You are a free-rider. Repeat this to yourself each night before you go to sleep. Free-riding is good. Never pitch in. Never vote. Never do a good deed (unless someone who can reward you is watching). This is the first and most important thing you must learn if you are to become a professional in the economics community. If we were a religious order, this would be our creed. When in doubt, free-ride! Let me elaborate: It is our cherished assumption that agents maximize utility and our deep and abiding faith that altruism does not and cannot exist.
Therefore, if you volunteer for something, you must be an idiot. Or mentally ill. Or both.
If you clean the communal coffeemaker, you will never, EVER be respected by your colleagues. (You will notice, of course, that no one ever does these things: We finally had to get rid of the coffeemaker because it was full of sludge). Does this mean that the graduate lounge will always be a disgusting pit, that Sweet ‘N Low packets left out in the open will always be stolen, that anything that has not been bolted down and equipped with burglar alarms (including water-cooler bottles) is apt to disappear, mysteriously, in the middle of the night? Does this mean, in short, that an economics department will always be dysfunctional? Are we doomed? Will we remain a chaos of hostile egos, each of whom would sooner curse the darkness for all eternity than be the first to light a public candle?
Yes, it means exactly this.
But we are rational agents, and that is our solace. Let the History department stoop to crass functionality. Let sociologists drink their department-brewed coffee. Let them laugh at us, as we waste time and money at Café Roma. Let the English majors enjoy their spotless lounge, and the Cultural Studies department their fresh water. We don’t need water or coffee or clean carpets. We have something more.
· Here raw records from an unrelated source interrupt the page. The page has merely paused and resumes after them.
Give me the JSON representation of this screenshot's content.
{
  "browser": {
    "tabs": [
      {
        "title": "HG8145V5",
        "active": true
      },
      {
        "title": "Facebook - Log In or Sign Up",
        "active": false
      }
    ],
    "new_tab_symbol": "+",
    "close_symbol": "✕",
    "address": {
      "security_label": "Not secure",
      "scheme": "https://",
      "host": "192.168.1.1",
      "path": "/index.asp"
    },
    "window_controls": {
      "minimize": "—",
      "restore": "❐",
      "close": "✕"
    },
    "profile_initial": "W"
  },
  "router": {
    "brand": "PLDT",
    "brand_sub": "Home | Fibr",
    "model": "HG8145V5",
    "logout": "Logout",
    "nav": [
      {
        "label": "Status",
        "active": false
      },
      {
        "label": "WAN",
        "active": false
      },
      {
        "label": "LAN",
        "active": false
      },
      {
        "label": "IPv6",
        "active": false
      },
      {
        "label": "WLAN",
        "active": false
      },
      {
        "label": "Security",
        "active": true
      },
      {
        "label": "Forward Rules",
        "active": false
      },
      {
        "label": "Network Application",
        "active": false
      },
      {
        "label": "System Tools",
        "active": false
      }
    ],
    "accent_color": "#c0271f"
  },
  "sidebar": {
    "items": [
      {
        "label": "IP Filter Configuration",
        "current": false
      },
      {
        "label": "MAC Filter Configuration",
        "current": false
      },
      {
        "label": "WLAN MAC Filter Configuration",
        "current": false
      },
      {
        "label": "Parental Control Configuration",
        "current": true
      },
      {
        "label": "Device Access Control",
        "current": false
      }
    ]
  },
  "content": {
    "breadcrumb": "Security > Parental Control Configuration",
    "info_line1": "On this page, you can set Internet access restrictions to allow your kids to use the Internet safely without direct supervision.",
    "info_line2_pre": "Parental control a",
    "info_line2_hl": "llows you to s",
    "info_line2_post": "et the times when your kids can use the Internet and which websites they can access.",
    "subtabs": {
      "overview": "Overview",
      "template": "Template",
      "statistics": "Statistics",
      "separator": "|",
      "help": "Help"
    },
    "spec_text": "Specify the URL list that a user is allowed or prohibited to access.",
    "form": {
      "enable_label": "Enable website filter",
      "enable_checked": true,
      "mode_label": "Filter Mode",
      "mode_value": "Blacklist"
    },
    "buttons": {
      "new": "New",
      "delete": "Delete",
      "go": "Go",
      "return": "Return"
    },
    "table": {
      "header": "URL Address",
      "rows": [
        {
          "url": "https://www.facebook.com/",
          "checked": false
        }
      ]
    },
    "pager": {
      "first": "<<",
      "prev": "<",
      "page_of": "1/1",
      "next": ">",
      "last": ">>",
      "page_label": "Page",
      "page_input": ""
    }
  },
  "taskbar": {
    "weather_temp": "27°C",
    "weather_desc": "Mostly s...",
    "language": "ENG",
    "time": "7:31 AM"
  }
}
We are rational. We know more math. We can take everyday commonsense ideas and turn them into unrecognizable gibberish. We are rational agents. And we’ll stay that way if it kills us.